FOR SOME reason, one that I’m still not quite so clear about, I had an urge this weekend to pick up and power-read George Orwell’s 1984. I finished up sometime near midnight — or near twenty-four, to use a device from the book. And since it was quite late the narrative entered my dreams.
Some of my reasoning for entering the text at this moment might have to do with a confluence of conversational topics swarming about of late (“War is Peace”), internet memes (“Facebook is the telescreen”) and the like. And too, 1984 is sort of a benchmark for me. It was one of “those years” when I was to walk through a door into the free world and transform into something closely resembling an adult.
I’ve always been fascinated with how the past conceived the future — yesterday’s tomorrow‘s, as it were. Back when I worked in a bookstore — right around that very year — there was big picture book that I’d hunker down with and flip leisurely through. Futurists imagining our late 20th/21st Century lives. Orwell’s late 20th Century, of course, wasn’t optimistic, but does indeed feel eerily prescient and therefore alarmingly unheeded 30 years gone.
Poor Winston Smith, citizen of Oceania, an employee of the Ministry of Truth, spends his days airbrushing the present and the past, sending the the “truth” down the “memory hole” to be incinerated. Haunted by what he too has been implicated in, he pours over the hidden history about Oceania’s on-going war with Eurasia trying to gather some sense of clarity:
The war, therefore, if we judge it by the standards of previous wars, is merely an imposture. It is like the battles between certain ruminant animals whose horns are set at such an angle that they are incapable of hurting one another. but though it is unreal it is not meaningless. It eats up the surplus of consumable goods, and it helps preserve the special mental atmosphere that a hierarchical society needs. War, it will be seen, i a purely internal affair . . . . In our own day they are not fighting against one another at all. The war is waged by each ruling group against its own subjects, and the object of the war is not to make or prevent conquests of territory, but to keep thte structure of society in tact.”
And so, as the plot thickens, three-quarters of the way through, Winston’s reality pulls into focus: Oceania as a society distracted by faux news, high-octaine alcohol and is run by a government that mutes real-world tragedies and danger — truth is “classified.”

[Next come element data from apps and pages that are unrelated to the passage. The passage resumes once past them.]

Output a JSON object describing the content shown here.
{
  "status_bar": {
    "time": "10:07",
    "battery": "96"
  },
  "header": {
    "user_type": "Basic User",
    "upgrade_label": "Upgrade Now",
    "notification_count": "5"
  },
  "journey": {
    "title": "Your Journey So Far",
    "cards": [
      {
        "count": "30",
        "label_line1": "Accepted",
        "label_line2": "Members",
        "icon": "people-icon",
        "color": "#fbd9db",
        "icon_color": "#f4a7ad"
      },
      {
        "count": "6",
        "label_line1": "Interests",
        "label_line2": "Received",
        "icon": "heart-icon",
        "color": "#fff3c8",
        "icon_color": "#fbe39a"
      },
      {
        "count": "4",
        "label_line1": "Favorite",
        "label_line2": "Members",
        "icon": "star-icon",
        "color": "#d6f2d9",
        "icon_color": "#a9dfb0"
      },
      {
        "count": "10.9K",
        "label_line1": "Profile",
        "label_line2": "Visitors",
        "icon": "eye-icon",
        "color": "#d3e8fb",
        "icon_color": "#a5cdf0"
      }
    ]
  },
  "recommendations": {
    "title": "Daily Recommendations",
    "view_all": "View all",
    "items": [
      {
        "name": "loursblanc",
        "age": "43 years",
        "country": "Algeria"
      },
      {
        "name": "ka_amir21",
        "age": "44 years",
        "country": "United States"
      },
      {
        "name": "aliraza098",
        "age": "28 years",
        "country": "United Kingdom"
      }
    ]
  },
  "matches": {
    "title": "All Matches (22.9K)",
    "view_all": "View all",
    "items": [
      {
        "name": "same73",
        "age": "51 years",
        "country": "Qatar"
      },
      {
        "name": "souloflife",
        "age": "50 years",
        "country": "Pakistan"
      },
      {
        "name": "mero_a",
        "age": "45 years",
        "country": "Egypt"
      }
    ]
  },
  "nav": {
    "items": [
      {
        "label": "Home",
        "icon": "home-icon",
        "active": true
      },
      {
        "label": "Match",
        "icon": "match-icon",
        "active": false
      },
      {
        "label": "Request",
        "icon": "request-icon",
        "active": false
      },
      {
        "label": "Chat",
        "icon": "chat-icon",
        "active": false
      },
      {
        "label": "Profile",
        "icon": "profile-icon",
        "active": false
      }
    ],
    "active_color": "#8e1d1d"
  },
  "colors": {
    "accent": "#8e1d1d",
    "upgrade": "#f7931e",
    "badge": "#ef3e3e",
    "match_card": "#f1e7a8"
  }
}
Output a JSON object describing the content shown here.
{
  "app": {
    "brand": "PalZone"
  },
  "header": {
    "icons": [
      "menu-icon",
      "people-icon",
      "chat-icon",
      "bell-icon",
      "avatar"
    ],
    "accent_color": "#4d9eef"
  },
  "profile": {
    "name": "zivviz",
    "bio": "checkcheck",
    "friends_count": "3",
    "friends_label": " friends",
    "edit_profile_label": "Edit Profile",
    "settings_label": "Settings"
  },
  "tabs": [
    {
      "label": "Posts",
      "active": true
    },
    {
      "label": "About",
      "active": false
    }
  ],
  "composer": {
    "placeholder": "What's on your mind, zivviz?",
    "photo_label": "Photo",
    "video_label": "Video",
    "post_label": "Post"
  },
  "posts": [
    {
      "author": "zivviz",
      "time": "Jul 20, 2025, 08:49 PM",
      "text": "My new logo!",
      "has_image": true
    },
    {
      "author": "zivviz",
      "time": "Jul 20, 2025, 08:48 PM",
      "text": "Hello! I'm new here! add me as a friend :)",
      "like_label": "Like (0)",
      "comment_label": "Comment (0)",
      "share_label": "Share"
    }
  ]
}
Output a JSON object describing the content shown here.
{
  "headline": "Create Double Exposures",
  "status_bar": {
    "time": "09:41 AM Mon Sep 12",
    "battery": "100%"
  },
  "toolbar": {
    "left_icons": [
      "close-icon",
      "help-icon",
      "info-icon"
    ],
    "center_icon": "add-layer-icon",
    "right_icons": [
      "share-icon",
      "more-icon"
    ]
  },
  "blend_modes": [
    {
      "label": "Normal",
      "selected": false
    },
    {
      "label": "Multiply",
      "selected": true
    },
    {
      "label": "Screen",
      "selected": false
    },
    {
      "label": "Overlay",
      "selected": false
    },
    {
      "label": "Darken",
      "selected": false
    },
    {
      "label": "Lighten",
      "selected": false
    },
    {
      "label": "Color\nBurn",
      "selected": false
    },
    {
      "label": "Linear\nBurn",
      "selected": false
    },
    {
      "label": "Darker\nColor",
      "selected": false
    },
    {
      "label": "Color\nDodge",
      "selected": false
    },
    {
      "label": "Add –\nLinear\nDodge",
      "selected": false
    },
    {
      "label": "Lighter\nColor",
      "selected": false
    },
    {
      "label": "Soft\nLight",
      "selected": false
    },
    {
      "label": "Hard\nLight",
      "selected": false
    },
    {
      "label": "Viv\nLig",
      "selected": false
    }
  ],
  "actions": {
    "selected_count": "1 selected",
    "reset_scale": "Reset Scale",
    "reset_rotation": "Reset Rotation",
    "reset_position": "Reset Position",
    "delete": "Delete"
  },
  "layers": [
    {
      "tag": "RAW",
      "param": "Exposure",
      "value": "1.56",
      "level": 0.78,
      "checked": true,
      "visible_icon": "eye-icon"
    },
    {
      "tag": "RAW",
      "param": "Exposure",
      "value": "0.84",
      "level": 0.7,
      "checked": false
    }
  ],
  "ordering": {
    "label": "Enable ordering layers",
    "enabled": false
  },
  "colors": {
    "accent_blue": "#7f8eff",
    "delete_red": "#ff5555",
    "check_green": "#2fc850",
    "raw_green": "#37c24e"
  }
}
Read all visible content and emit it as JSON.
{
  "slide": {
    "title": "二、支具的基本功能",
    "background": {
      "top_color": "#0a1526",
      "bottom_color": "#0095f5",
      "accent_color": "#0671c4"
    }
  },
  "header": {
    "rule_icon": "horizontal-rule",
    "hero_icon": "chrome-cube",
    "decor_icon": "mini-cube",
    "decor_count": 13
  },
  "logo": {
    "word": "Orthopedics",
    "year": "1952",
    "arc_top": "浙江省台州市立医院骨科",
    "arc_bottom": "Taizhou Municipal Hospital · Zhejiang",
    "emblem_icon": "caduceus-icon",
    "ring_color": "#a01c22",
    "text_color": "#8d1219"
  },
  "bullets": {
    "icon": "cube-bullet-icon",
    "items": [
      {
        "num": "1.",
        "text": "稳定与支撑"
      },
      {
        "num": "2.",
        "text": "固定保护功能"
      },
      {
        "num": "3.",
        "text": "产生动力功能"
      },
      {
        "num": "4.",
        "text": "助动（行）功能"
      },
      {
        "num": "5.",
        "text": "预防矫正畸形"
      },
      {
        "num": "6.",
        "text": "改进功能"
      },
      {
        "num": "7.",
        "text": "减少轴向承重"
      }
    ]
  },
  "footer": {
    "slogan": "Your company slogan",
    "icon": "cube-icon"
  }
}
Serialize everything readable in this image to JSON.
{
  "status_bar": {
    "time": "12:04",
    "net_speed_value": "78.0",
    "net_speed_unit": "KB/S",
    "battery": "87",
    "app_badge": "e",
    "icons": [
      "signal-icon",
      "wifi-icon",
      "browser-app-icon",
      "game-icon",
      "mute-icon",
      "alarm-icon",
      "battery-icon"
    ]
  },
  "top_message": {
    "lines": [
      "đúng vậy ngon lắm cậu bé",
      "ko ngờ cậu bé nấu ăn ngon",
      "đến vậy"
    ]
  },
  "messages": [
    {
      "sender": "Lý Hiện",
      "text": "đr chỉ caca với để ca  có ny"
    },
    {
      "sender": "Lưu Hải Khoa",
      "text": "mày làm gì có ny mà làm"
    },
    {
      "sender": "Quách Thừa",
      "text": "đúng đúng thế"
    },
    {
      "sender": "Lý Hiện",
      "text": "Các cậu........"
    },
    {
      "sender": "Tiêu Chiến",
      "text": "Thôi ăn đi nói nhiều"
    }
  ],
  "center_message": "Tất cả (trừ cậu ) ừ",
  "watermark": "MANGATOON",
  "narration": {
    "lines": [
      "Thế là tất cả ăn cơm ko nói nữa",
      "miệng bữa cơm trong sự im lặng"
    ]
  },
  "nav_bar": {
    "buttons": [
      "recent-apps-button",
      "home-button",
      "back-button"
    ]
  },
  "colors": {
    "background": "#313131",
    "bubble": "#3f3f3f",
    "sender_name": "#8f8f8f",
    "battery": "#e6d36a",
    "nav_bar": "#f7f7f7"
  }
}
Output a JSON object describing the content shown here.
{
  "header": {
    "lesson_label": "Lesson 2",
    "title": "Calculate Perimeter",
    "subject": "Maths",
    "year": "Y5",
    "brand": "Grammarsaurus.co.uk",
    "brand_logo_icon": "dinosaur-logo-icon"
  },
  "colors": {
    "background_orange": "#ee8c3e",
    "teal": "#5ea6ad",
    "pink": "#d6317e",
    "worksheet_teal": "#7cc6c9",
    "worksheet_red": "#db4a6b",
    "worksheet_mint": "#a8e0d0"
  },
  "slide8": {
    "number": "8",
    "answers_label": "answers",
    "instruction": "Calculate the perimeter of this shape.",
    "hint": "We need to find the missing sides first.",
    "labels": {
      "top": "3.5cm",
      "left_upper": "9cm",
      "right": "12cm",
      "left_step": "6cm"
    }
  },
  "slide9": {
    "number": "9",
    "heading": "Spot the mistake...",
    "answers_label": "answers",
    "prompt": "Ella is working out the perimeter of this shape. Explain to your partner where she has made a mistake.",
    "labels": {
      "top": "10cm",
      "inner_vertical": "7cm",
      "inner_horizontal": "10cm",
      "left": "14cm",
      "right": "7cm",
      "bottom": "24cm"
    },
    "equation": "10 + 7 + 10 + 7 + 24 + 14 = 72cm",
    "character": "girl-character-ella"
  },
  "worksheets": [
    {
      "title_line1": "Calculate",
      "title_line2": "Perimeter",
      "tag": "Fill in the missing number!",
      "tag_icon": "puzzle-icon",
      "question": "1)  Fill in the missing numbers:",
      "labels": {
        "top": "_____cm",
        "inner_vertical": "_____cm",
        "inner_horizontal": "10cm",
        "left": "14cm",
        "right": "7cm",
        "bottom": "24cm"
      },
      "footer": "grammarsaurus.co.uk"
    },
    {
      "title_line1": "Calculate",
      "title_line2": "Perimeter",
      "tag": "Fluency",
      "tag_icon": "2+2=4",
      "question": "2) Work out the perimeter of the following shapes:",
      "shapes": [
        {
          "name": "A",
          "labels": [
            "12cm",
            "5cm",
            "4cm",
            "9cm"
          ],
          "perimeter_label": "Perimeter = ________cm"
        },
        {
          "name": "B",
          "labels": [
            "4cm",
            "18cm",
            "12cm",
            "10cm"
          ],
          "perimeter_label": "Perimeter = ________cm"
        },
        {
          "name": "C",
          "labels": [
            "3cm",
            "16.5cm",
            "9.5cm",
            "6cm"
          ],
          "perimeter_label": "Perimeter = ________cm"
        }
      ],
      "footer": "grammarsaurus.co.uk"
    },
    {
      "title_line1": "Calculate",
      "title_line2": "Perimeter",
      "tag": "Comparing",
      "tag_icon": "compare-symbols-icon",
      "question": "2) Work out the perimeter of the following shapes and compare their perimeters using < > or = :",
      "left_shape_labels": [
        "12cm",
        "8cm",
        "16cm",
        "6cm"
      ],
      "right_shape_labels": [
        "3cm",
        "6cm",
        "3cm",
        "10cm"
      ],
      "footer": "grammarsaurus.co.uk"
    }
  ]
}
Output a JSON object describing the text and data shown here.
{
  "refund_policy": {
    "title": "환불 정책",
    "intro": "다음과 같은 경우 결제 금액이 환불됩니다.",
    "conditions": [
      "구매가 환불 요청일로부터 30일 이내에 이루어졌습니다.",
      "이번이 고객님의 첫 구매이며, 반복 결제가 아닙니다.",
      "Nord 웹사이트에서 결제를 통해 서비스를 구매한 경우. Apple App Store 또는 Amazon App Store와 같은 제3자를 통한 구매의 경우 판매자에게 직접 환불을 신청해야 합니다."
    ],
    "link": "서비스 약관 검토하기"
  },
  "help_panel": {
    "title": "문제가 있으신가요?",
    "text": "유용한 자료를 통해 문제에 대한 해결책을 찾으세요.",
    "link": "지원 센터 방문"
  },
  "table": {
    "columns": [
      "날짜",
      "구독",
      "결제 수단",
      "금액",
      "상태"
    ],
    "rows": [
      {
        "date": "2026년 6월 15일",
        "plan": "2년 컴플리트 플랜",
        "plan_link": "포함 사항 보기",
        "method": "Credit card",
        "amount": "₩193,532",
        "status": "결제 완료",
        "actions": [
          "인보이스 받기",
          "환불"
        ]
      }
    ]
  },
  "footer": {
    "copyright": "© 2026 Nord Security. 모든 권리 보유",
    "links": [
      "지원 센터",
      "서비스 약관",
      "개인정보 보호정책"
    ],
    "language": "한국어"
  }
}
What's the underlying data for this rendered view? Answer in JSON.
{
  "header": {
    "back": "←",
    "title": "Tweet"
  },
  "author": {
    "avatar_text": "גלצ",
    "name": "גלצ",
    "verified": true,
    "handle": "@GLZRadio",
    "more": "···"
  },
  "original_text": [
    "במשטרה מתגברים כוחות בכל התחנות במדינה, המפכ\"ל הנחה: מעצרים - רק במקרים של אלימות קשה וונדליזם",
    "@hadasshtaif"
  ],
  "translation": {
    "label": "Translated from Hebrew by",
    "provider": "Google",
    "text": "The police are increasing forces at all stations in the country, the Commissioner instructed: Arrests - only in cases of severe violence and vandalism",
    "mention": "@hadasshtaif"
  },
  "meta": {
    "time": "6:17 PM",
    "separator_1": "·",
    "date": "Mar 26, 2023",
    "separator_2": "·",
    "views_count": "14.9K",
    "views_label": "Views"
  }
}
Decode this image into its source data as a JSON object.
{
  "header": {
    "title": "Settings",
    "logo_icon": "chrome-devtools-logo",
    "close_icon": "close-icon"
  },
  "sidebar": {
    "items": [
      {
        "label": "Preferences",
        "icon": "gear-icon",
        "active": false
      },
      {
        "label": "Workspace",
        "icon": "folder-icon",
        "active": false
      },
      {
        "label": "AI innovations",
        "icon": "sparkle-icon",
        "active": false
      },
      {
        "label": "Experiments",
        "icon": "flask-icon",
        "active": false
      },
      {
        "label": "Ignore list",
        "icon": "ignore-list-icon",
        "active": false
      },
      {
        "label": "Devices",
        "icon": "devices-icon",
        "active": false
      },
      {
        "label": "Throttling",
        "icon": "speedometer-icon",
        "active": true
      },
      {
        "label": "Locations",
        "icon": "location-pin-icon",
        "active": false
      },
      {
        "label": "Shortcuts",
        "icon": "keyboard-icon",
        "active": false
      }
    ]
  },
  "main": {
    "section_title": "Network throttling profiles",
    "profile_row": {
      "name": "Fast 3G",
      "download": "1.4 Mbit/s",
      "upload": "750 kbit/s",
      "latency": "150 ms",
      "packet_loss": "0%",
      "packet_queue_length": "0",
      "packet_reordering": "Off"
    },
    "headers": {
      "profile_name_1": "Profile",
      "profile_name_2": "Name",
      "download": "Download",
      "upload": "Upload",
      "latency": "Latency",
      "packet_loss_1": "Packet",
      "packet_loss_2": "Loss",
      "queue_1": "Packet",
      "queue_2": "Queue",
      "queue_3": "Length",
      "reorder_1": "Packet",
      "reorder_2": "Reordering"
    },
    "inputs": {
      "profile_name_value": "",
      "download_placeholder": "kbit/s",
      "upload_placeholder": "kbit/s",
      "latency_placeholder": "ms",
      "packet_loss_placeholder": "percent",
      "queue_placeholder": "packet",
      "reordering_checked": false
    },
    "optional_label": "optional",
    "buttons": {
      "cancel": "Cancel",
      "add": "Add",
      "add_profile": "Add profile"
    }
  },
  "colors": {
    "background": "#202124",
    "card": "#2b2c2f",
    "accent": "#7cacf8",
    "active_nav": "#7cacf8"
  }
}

Of course it’s a mirror. All of this is potent, particularly now as we seem to live on a diet of distraction and obfuscation. I think about this more and more as I’ve been grading student papers — their pieces of journalism. Not all, but some are studded with of idiosyncratic placement of capital letters (california is Awesome) — a feature of Newspeak, strange leaps at geographical location, “Next year, he will be traveling to Afghanistan, Iraq to film the music video.) — conflation a tenet of Newspeak as well. Or pop-culture placeholders standing in for their own ideas “The eggs are cold . . . . the Jell-O’s jigging.” I suppose, themselves, slogans. If you can’t communicate with clarity — if you don’t even know what it is you think — where does that leave you? We’re held together by language and our memories — our sense of our place in the world. The manner in which we express ideas, facts and impressions make us who we are. The past and present are the foundation of the future, but what if we don’t know either?
Revolution, Orwell underscores, does begin with language, rhetoric and its power to sway us emotionally. “It’s a beautiful thing, the destruction of words.” Controlling that language: it’s verbs and adjectives it’s nouns — controls its power and breadth and possibility — and so too it’s people.
Remember, says Winston’s co-worker Symes, shortly before he is disappeared: “The revolution will be complete when the language is perfect.”
War is Peace
Slavery is Freedom
Ignorance is Strength
I ended up at the movies today (rare treat) where I saw Fair Game with Naomi Watts and Sean Penn as ex-CIA-operative, Valerie Plame and ex-U.S. ambassador, Joe Wilson, respectively. The timing too, was eerie, with Orwell’s Newspeak still in my head. Talk of WMD’s and top-down control of the official government narrative and the like — it was most likely much more effective for me because of the larger context.